Around 4.2 million adults in England have undiagnosed hypertension, with younger people and those in otherwise good health among those most likely to be unaware they have the condition, figures showed.
Professor Bryan Williams, president of the International Society of Hypertension, described the figures as "shocking but alas, not surprising". Prof Williams, who is a hypertension specialist at University College London Hospitals NHS Foundation Trust, said: "They highlight an ongoing challenge we face in that many people do not get their blood pressure checked and are not aware they have hypertension."
The Office for National Statistics (ONS) estimated that 32% of adults living in private households had hypertension and that among those, 29% were undiagnosed.
The latest statistics revealed that prevalence increased with age for both sexes, with 7% of males and 4% of females aged 16-24 years having hypertension, rising to 66% of males and 71% of females among those aged 75 years and older.
Undiagnosed Younger Adults
However, the latest figures showed that 66% of males and 26% of females with hypertension who were aged 16-24 years were likely to be undiagnosed. Among those aged 25-34 years, the proportion was 55% of males and 44% of females, the ONS reported.
"Our analysis found that while the prevalence of hypertension increased with age and other known risk factors such as high BMI and poor general health, there are considerable numbers of younger, healthier people who are undiagnosed," commented Chris Shrine from the ONS's analytical hub.
Commenting on Twitter , Dr Pauline Swift from the charity Blood Pressure UK said: "In recent years we have seen an increase in younger patients with high blood pressure, often as a result of poor diet, consuming too much salt and lack of exercise leading to weight gain."
When applied across private households, the ONS estimated that 140,000 males and 30,000 females aged 16-24 years had undiagnosed hypertension, compared with 220,000 males and 380,000 females aged 75 years and over.
The ONS analysis estimated that men aged 55-64 years had the highest proportion of undiagnosed cases of hypertension, with around half-a-million cases, followed by women between the ages of 65-74, with around 460,000 cases going undiagnosed.
Prevalence of hypertension for men was highest in the North West of England and lowest in the South East and East of England whilst for women, prevalence was highest in the East Midlands and lowest in the South East.
Adults with hypertension were more likely to be undiagnosed if their self-reported general health was 'very good or good' (males 41%, females 28%) compared with 'fair' (males 21%, females 14%) or 'bad or very bad' (males 18%, females 14%).

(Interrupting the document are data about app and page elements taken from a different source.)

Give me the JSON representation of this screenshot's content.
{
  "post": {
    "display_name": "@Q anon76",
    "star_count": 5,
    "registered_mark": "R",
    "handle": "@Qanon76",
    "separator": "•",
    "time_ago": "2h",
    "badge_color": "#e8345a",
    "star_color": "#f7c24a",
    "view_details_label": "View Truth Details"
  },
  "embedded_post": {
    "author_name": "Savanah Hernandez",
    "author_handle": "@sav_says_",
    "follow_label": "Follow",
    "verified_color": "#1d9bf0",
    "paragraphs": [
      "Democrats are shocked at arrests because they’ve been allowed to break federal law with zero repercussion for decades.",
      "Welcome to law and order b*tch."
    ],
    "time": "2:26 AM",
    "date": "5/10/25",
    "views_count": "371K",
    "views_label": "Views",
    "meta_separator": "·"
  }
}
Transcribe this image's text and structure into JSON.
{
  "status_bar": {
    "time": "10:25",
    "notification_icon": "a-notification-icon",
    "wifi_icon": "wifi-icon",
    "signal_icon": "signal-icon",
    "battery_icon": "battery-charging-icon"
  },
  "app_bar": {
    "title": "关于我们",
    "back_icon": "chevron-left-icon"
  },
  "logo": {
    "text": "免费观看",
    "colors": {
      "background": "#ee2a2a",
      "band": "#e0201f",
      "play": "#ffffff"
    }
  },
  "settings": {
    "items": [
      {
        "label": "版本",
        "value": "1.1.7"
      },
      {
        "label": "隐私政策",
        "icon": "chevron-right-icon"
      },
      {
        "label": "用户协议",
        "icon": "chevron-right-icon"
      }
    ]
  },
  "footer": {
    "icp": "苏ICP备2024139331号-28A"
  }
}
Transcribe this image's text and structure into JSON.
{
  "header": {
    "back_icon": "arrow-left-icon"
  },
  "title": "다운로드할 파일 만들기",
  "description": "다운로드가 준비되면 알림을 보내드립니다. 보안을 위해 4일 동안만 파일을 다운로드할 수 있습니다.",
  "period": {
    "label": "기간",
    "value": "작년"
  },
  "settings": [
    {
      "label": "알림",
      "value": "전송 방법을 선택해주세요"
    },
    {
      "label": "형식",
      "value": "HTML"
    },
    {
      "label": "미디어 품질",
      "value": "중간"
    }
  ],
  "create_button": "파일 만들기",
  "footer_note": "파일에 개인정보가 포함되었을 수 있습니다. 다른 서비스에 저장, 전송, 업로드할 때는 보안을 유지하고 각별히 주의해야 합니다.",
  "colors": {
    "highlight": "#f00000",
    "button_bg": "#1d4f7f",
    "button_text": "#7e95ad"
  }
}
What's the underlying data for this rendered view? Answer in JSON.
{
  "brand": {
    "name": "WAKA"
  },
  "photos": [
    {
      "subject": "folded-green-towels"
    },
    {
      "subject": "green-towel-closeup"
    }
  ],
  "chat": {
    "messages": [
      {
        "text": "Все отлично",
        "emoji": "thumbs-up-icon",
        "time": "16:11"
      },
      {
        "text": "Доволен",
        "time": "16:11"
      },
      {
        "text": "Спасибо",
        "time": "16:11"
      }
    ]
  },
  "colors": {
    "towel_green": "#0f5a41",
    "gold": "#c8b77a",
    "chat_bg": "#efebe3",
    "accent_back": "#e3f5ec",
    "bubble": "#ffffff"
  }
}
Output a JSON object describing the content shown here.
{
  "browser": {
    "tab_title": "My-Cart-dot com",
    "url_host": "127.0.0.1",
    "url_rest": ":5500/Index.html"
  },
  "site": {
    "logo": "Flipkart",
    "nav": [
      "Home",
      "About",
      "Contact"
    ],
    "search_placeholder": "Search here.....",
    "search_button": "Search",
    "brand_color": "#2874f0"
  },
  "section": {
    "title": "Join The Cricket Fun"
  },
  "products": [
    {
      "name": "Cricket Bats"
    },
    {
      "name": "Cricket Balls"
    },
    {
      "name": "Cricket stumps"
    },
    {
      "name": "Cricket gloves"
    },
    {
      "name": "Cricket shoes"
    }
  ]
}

Adults from a Black ethnic background, who had no educational qualifications, worked in semi-routine occupations, and were single were at particularly high risk of having hypertension. Other groups most likely to be undiagnosed included males living in rural areas, living in regions other than London, or who had never regularly smoked, and females who were married or in a civil partnership, had degree-level or equivalent qualifications, or who worked for small employers or were self-employed.
The estimate that 32% of the adult population living in private households had hypertension was higher than the 28% figure for 2019, but statisticians said there were differences in the way the condition was defined between the two years. Research published in January this year in the journal Nature Medicine found a decline in the number of antihypertensive medications dispensed during the COVID-19 pandemic between March 2020 and July 2021 in England, Scotland, and Wales, with 491,306 fewer individuals starting treatment than expected.
The ONS analysis, which was based on results from the Health Survey for England, was intended to inform health services, and "may also raise awareness among the general population, leading to more timely diagnoses in the future", said Mr Shine.
Commenting on the statistical analysis, Professor Bryan Williams, president of the International Society of Hypertension, tweeted : "If I have a simple message, it is: get your blood pressure checked and don't ignore it if it is high."